Florida Panthers at Toronto Maple Leafs, 7 p.m.
2016-17 Records: FLA 3-1-1 (5th in the Atlantic); TOR 1-2-3 (7th in the Atlantic)
Leading Scorers: Auston Matthews (6G, 4A); Jonathan Marchessault (3G, 5A)
After making history on opening night when he became the first rookie in the NHL’s modern era to notch four goals in his debut, Autson Matthews now sits atop the league for the most points after six games. While his scoring pace is likely unsustainable, he’s currently tracking for 137, it’s not out of the question to think that he should challenge for the most single season goals and points for a Maple Leafs rookie. In 1982-83, Peter Ihnacak scored 66 points and three seasons later, first overall pick Wendel Clark potted 34 goals. In just a half dozen games, Matthews has already made a significant dent in these numbers, but there’s still plenty more work to be done.
Prediction: Leafs by 1
Tampa Bay Lightning at Montreal Canadiens, 7:30 p.m.
2016-17 Records: TBL 5-1-0 (2nd in the Atlantic); MTL 6-0-1 (1st in the Atlantic)
Leading Scorers: Steven Stamkos (5G, 4A); Shea Weber (3G, 6A)
Montreal took all four meetings against Tampa Bay last season and nearly doubled them up in two games at the Bell Centre when they scored nine goals to the Lightning’s four. In that pair of contests, Alex Galchenyuk, Brendan Gallagher, and Max Pacioretty combined for 11 points. With Michel Therrien reuniting that trio as the Canadiens top line this season, look for them to be big contributors tonight. Backing them up is Shea Weber, who has been a force so far with his new club, contributing nine points from the blueline. And behind him, most importantly, is Carey Price. With his triumphant return to the crease last week, Montreal has plenty of reason to celebrate. As Price checks back into the net again tonight, he’s currently undefeated and boasts a .939 SV%.
Prediction: Lightning by 2
Dallas Stars at Winnipeg Jets, 8 p.m.
2016-17 Records: DAL 3-2-1 (3rd in the Central); WPG 2-4-0 (7th in the Central)
Leading Scorers: Tyler Seguin (3G, 3A); Mark Schiefele (4G, 3A)
No rest for the wicked, as they say. This tilt is a quick rematch from Tuesday evening. While both teams traded goals that night in Dallas, the Stars got the better of their visitors and downed the Jets 3-2. Winnipeg will be keen to exact some revenge tonight at home, but they’ll need some help from their goaltenders. Both Michael Hutchinson and Connor Hellebuyck have struggled out of the gate, with only the latter posting a save percentage north of .900. The pair of young goalies will certainly settle down as the season progresses, but with no measure of consistency thus far, it’s likely that head coach Paul Maurice slots Hellebuyck back into the crease tonight with the hope of finding a hot hand.
Prediction: Stars by 1
Last Minute of Play

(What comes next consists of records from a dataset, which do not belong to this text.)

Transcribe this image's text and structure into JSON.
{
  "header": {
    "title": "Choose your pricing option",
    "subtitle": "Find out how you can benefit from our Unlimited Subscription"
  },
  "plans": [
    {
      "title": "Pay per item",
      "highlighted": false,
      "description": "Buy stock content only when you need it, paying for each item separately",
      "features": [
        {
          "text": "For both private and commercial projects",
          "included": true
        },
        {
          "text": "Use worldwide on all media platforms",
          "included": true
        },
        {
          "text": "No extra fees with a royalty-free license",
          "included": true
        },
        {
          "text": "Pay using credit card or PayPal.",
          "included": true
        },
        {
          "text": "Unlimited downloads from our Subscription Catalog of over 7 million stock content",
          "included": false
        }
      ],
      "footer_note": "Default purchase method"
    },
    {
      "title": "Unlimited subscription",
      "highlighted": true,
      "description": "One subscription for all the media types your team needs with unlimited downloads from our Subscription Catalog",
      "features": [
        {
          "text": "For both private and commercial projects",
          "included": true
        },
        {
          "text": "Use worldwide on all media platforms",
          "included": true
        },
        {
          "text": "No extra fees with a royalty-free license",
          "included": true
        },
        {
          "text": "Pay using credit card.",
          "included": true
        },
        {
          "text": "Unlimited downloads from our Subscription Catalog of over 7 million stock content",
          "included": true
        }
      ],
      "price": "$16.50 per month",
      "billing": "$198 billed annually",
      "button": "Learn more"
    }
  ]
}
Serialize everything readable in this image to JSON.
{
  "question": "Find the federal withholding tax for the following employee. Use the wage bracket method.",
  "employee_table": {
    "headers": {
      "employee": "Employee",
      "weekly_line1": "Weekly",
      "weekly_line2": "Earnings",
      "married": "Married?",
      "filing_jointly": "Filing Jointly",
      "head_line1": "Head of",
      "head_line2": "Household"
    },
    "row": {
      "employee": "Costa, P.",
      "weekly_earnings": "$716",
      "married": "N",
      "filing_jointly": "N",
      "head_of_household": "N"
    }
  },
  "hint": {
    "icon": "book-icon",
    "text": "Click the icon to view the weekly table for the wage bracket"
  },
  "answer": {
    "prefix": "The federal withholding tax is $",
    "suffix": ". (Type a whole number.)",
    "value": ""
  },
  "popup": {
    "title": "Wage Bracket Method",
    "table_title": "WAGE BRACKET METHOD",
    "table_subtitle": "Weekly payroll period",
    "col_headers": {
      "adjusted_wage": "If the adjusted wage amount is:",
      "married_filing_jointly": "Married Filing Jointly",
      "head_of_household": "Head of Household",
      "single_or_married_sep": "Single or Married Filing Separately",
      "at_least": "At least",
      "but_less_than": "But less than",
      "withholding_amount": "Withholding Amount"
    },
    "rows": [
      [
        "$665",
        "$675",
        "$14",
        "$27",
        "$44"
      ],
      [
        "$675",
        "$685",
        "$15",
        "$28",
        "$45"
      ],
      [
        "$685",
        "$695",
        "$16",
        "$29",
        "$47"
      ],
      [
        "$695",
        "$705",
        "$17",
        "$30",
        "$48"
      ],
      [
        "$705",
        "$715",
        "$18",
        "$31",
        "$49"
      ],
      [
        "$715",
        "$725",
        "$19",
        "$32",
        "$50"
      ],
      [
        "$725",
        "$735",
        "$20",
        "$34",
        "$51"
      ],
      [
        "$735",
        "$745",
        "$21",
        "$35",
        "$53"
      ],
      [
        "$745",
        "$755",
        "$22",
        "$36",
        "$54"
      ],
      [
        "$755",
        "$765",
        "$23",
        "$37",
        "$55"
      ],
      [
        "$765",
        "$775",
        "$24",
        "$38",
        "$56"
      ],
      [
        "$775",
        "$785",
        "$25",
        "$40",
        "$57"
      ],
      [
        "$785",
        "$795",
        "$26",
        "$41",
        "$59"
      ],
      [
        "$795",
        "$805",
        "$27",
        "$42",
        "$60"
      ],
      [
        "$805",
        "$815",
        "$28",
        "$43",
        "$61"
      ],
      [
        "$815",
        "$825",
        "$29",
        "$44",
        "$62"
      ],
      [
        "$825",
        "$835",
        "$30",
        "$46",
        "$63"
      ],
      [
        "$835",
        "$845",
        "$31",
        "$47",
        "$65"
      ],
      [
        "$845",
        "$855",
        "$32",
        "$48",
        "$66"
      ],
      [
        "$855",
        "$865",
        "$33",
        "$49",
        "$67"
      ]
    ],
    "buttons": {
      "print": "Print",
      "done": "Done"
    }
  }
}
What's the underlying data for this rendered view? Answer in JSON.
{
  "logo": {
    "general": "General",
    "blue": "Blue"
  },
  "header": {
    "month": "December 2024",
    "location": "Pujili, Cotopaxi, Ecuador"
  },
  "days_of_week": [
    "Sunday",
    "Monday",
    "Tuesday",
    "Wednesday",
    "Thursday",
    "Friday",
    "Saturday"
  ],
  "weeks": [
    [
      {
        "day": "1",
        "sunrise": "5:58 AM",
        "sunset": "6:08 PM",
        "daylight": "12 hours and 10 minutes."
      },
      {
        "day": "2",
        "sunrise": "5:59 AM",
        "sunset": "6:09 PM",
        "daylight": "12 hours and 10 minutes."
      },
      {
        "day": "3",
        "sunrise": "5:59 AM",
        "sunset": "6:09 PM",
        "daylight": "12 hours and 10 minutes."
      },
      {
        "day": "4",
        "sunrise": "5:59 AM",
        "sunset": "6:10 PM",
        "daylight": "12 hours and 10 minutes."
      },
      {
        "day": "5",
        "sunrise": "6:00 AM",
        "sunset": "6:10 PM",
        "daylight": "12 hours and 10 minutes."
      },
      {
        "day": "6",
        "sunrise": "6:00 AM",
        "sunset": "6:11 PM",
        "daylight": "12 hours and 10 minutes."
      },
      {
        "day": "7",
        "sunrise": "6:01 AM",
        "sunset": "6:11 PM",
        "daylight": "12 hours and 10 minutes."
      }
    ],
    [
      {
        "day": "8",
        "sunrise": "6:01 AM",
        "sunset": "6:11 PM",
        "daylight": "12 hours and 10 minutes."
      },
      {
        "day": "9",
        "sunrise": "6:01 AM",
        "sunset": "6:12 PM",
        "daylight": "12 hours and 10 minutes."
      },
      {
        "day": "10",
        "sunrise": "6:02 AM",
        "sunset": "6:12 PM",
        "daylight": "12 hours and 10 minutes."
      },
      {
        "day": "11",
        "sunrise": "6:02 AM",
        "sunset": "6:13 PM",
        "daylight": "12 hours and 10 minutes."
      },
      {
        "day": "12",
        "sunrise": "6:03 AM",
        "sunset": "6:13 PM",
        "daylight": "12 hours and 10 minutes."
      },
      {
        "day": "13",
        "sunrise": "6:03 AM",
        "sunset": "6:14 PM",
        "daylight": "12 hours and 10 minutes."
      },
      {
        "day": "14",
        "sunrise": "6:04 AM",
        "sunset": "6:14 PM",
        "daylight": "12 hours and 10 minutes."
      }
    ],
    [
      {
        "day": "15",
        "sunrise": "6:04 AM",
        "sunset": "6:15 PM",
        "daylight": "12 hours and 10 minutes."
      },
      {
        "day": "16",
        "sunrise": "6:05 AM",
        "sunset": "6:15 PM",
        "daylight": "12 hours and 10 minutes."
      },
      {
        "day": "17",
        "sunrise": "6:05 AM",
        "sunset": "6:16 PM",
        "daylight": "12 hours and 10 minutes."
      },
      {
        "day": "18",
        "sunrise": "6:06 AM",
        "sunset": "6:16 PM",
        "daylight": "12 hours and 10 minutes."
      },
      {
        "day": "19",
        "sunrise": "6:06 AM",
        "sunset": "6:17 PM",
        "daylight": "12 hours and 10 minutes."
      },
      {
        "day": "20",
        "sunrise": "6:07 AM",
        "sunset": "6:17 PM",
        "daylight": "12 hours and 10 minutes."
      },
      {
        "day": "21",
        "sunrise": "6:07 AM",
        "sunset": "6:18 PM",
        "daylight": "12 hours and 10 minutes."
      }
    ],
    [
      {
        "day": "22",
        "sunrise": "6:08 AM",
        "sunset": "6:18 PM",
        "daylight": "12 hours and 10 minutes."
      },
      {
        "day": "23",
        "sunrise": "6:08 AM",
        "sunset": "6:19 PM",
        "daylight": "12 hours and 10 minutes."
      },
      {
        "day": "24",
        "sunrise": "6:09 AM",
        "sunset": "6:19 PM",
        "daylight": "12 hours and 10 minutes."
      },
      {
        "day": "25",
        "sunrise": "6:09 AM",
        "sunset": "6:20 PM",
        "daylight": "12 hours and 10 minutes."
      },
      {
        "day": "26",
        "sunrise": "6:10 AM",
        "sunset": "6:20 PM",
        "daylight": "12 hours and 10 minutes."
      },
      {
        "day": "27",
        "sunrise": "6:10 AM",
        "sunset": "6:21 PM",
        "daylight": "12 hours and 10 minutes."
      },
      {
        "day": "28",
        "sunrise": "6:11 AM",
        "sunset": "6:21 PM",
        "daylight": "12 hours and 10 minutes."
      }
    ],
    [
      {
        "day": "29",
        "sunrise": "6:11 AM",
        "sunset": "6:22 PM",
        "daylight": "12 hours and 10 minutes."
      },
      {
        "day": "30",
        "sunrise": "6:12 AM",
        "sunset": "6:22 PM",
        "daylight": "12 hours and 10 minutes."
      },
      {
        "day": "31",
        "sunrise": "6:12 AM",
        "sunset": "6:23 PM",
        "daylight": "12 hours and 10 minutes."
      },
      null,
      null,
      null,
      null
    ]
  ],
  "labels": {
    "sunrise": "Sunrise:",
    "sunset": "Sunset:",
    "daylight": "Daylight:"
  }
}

Over the past three decades, there’s been no shortage of Canadians who have lobbied the government to make the change back to Dominion Day. Twenty years ago, Stephen Harper lent his support to a private member’s bill that called for the return. The future Prime Minister said, “it has been a mistake for this country to try and preserve its future by destroying its past and the name Dominion Day should be restored.”
Whether you call it Dominion Day, Memorial Day, or Canada Day, everybody knows that the most important part of July 1st is that it marks the start of NHL free agency. It’s that wonderful time of year when general managers make questionable decisions and mid-level talent gets paid like superstars. While the term and dollars attached to Canada Day contracts have become less aggressive over the last few years, you never know what the day will bring or who you could be rooting for following season. Cheers!
Be sure to read November’s entries as we explore the sinking of the Edmund Fitzgerald and the Suez Crisis of 1956.
Prediction Record: 1-1
Mike Commito is a Canadian historian. Follow him on Twitter @mikecommito.